What's New in Cervical Cancer Research and Treatment?
New ways to prevent and treat cancer of the cervix are being researched. Some of the promising new developments include the following:
Sentinel lymph node biopsy (SNLB)
During surgery for cervical cancer, lymph nodes in the pelvis may be removed to check for cancer spread. Instead of removing many lymph nodes, a technique called sentinel lymph node biopsy can be used to target just the few lymph nodes most likely to contain cancer. In this technique a blue dye containing a radioactive tracer is injected into the cancer and allowed to drain into lymph nodes. Then, during surgery, the lymph nodes that contain radiation and the blue dye can be identified and removed. These are the lymph nodes most likely to contain cancer if it has spread. If these lymph nodes don’t contain cancer, the other lymph nodes don’t need to be removed. Removing fewer lymph nodes may lower the risk of later problems, such as lymphedema of the legs.
A clinical trial is looking at a different way of doing a sentinel node biopsy procedure. It maps the lymph nodes using with robotic (laparoscopic) assisted near infrared imaging after injecting indocyanine green (ICG) dye into the cervix.
SLNB is not a standard procedure for cervical cancer at this time. Available studies suggest that SLNB may be helpful in early-stage cervical cancer, but more studies are planned to see if this procedure should routinely become part of the treatment.

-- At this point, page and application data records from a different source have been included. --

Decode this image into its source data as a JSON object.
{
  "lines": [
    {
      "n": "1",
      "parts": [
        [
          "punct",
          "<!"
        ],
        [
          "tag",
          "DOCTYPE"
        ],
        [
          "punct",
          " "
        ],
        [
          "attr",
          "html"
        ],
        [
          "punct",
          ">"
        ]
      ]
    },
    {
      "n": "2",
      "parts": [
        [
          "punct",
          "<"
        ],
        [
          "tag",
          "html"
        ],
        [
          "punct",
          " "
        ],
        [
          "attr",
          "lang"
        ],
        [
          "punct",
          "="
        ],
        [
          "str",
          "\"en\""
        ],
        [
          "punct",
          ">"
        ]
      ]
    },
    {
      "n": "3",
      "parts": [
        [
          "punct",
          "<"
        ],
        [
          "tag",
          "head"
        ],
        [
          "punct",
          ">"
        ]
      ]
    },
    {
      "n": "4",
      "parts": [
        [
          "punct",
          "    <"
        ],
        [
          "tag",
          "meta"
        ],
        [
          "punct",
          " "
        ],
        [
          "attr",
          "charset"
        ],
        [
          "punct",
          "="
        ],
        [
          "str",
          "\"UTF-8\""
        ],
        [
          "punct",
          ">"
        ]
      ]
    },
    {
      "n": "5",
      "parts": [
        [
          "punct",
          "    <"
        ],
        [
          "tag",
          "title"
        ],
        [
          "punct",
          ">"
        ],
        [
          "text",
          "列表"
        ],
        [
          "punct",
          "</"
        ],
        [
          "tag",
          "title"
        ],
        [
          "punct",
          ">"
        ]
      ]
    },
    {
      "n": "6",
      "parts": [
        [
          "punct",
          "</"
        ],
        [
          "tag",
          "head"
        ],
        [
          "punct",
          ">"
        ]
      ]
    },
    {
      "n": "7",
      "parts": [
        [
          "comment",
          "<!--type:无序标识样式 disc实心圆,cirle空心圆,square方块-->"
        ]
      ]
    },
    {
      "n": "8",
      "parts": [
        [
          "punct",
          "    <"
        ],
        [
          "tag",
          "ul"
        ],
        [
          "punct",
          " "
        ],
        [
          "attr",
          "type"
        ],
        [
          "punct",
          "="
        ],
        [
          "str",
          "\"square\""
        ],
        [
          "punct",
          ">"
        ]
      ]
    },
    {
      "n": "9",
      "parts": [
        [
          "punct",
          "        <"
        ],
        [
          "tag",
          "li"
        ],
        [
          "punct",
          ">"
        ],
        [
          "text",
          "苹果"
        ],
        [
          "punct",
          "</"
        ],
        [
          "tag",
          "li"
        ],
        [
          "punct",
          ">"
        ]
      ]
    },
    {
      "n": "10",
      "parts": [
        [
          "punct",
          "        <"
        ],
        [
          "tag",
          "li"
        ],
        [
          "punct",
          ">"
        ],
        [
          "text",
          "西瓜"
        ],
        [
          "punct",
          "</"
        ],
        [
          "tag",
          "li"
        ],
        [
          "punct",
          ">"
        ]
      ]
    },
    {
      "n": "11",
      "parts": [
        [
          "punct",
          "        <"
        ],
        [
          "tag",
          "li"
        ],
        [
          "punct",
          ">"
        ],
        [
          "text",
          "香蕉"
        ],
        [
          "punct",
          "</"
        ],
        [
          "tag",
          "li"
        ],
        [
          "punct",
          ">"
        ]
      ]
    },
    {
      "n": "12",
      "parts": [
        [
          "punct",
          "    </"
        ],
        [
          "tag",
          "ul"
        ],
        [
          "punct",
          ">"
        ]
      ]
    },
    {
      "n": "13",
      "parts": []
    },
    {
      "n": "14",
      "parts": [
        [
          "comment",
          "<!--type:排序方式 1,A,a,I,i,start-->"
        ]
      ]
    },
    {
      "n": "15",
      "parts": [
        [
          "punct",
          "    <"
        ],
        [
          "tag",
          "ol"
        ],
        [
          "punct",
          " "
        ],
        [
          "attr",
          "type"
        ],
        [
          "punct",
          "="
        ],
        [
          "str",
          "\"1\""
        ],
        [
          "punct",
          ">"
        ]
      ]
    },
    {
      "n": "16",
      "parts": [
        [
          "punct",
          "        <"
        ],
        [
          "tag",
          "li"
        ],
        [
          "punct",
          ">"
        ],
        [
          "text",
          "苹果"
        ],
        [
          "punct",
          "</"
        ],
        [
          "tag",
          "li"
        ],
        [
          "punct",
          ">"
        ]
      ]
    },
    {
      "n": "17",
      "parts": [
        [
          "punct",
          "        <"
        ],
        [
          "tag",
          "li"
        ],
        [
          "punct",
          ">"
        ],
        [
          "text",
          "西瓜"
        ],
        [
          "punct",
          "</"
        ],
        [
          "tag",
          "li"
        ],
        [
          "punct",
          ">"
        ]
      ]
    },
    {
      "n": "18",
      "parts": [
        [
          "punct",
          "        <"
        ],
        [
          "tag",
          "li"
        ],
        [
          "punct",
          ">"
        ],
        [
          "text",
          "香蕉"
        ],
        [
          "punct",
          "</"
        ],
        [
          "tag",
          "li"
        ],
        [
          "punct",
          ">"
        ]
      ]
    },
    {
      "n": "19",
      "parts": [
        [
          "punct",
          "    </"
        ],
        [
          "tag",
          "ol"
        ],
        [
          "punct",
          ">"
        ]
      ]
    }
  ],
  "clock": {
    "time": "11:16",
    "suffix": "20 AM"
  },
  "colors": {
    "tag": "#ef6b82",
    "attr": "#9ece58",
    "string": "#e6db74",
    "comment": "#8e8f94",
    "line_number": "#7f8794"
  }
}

In cancer, the immune system cannot control the fast growth of tumor cells. Recently, new drugs called immune checkpoint inhibitors have been developed that “reset” the immune system. They have been found to be active in treating a number of types of cancer. Their helpfulness in cervical cancer treatment is not yet known, but clinical trials are underway to find out more. See Cancer Immunotherapy for more information on this type of treatment.
Vaccines have been developed to prevent infection with some of the HPV types that cause associated with cervical cancer. Currently available vaccines are intended to produce immunity to HPV types that cause about 90% of cervical cancers. Studies are being done to see how well these vaccines will reduce the risk of cervical cancer.

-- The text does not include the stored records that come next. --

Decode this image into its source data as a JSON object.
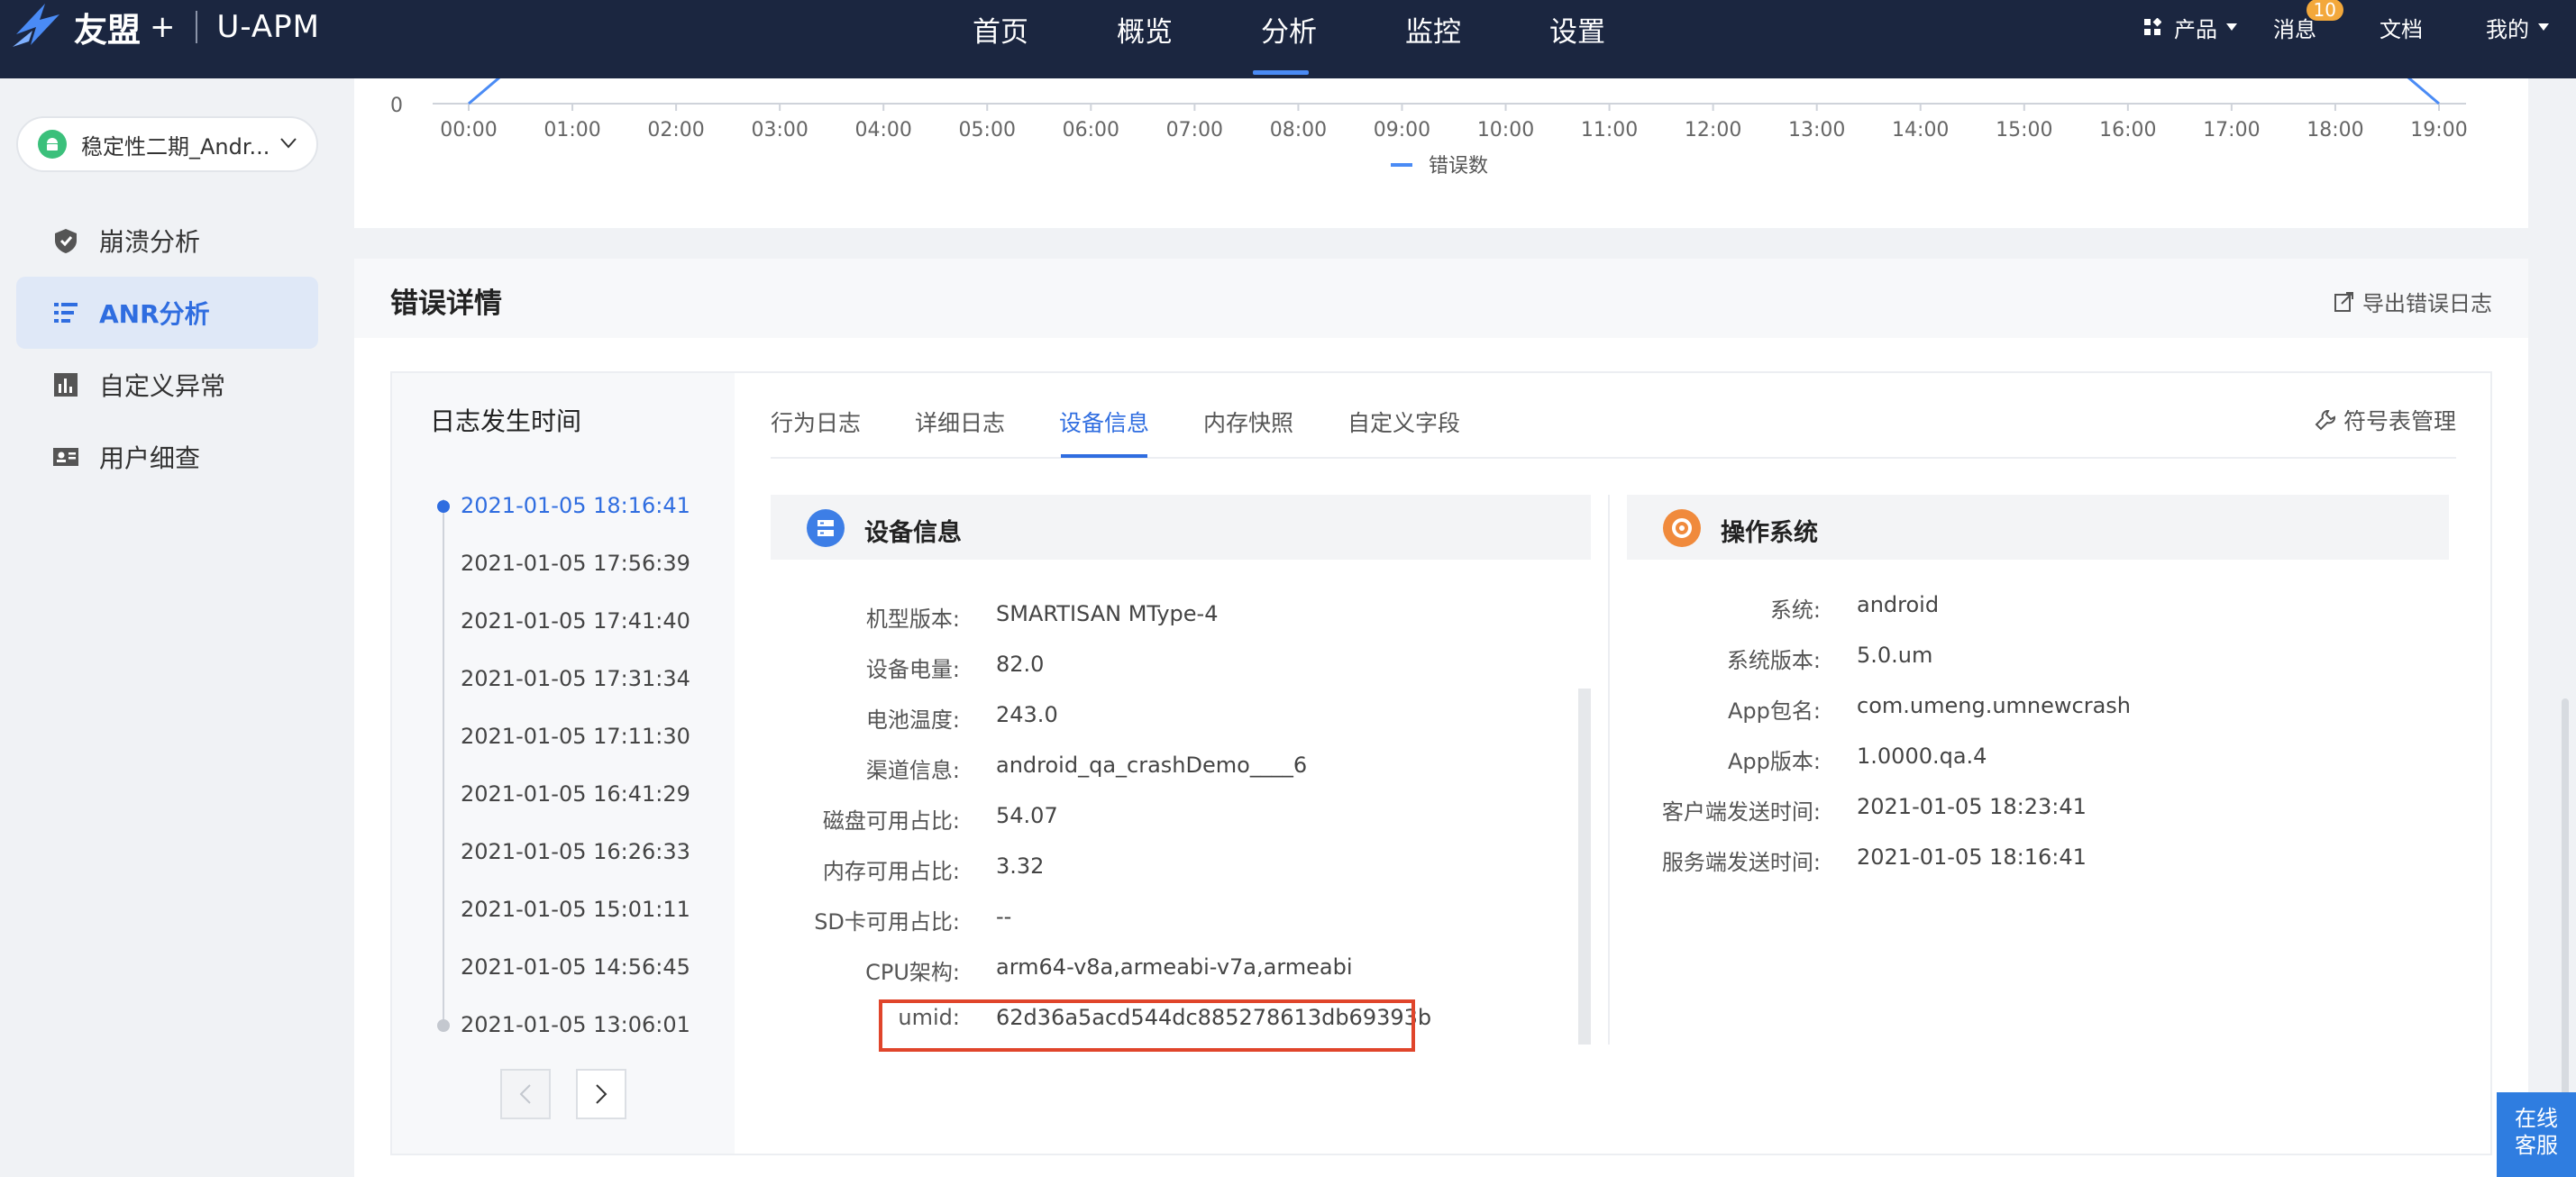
{
  "brand": {
    "name": "友盟",
    "plus": "+",
    "product": "U-APM"
  },
  "nav": {
    "items": [
      {
        "label": "首页",
        "active": false
      },
      {
        "label": "概览",
        "active": false
      },
      {
        "label": "分析",
        "active": true
      },
      {
        "label": "监控",
        "active": false
      },
      {
        "label": "设置",
        "active": false
      }
    ],
    "right": {
      "product": "产品",
      "messages": "消息",
      "message_badge": "10",
      "docs": "文档",
      "me": "我的"
    }
  },
  "sidebar": {
    "app_name": "稳定性二期_Andr...",
    "items": [
      {
        "label": "崩溃分析",
        "icon": "shield-icon",
        "active": false
      },
      {
        "label": "ANR分析",
        "icon": "list-icon",
        "active": true
      },
      {
        "label": "自定义异常",
        "icon": "bar-chart-icon",
        "active": false
      },
      {
        "label": "用户细查",
        "icon": "id-card-icon",
        "active": false
      }
    ]
  },
  "chart_data": {
    "type": "line",
    "x": [
      "00:00",
      "01:00",
      "02:00",
      "03:00",
      "04:00",
      "05:00",
      "06:00",
      "07:00",
      "08:00",
      "09:00",
      "10:00",
      "11:00",
      "12:00",
      "13:00",
      "14:00",
      "15:00",
      "16:00",
      "17:00",
      "18:00",
      "19:00"
    ],
    "y_tick_visible": "0",
    "series": [
      {
        "name": "错误数",
        "color": "#4a8bf5"
      }
    ],
    "legend": "bottom-center"
  },
  "detail": {
    "title": "错误详情",
    "export_label": "导出错误日志",
    "log_time_title": "日志发生时间",
    "timeline": [
      "2021-01-05 18:16:41",
      "2021-01-05 17:56:39",
      "2021-01-05 17:41:40",
      "2021-01-05 17:31:34",
      "2021-01-05 17:11:30",
      "2021-01-05 16:41:29",
      "2021-01-05 16:26:33",
      "2021-01-05 15:01:11",
      "2021-01-05 14:56:45",
      "2021-01-05 13:06:01"
    ],
    "tabs": [
      "行为日志",
      "详细日志",
      "设备信息",
      "内存快照",
      "自定义字段"
    ],
    "active_tab": "设备信息",
    "symbol_label": "符号表管理",
    "device": {
      "title": "设备信息",
      "fields": [
        {
          "k": "机型版本:",
          "v": "SMARTISAN MType-4"
        },
        {
          "k": "设备电量:",
          "v": "82.0"
        },
        {
          "k": "电池温度:",
          "v": "243.0"
        },
        {
          "k": "渠道信息:",
          "v": "android_qa_crashDemo____6"
        },
        {
          "k": "磁盘可用占比:",
          "v": "54.07"
        },
        {
          "k": "内存可用占比:",
          "v": "3.32"
        },
        {
          "k": "SD卡可用占比:",
          "v": "--"
        },
        {
          "k": "CPU架构:",
          "v": "arm64-v8a,armeabi-v7a,armeabi"
        },
        {
          "k": "umid:",
          "v": "62d36a5acd544dc885278613db69393b"
        }
      ]
    },
    "os": {
      "title": "操作系统",
      "fields": [
        {
          "k": "系统:",
          "v": "android"
        },
        {
          "k": "系统版本:",
          "v": "5.0.um"
        },
        {
          "k": "App包名:",
          "v": "com.umeng.umnewcrash"
        },
        {
          "k": "App版本:",
          "v": "1.0000.qa.4"
        },
        {
          "k": "客户端发送时间:",
          "v": "2021-01-05 18:23:41"
        },
        {
          "k": "服务端发送时间:",
          "v": "2021-01-05 18:16:41"
        }
      ]
    }
  },
  "service": {
    "line1": "在线",
    "line2": "客服"
  },
  "colors": {
    "nav_bg": "#1b2640",
    "accent": "#2f6de0",
    "highlight": "#e0452b",
    "os_icon": "#f08a3c",
    "device_icon": "#3d7ee6"
  }
}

Vaccines are also being developed to prevent infection with some of the other HPV types that also cause cancer. Studies are being done to see how well these vaccines will reduce the risk of cervical cancer.
Some experimental vaccines are also being studied for women with established HPV infections, to help their immune systems destroy the virus and cure the infection before a cancer develops.
Still other vaccines are meant to help women who already have advanced cervical cancer. These vaccines attempt to produce an immune reaction to the parts of the virus (E6 and E7 proteins) that make the cervical cancer cells grow abnormally. It is hoped that this immunity will kill the cancer cells or stop them from growing. One such study in advanced cervical cancer showed tumor shrinkage with a vaccine against the E7 protein.
As researchers have learned more about the gene changes in cells that cause cancer, they have been able to develop newer drugs that specifically target these changes. These targeted drugs work differently from standard chemotherapy drugs. They often have different (and less severe) side effects. These drugs may be used alone or with more traditional chemotherapy.
Pazopanib is a type of targeted drug that blocks certain growth factors that help cancer cells grow. It has shown to be helpful in some early studies of patients with advanced cervical cancer. This drug continues to be studied.
Some research indicates that adding hyperthermia to radiation may help keep the cancer from coming back and help patients live longer. Hyperthermia is a treatment that raises the temperature in the area where the tumor is, most often by using radiofrequency antennae placed around the patient.
Last Medical Review: November 16, 2016 Last Revised: December 5, 2016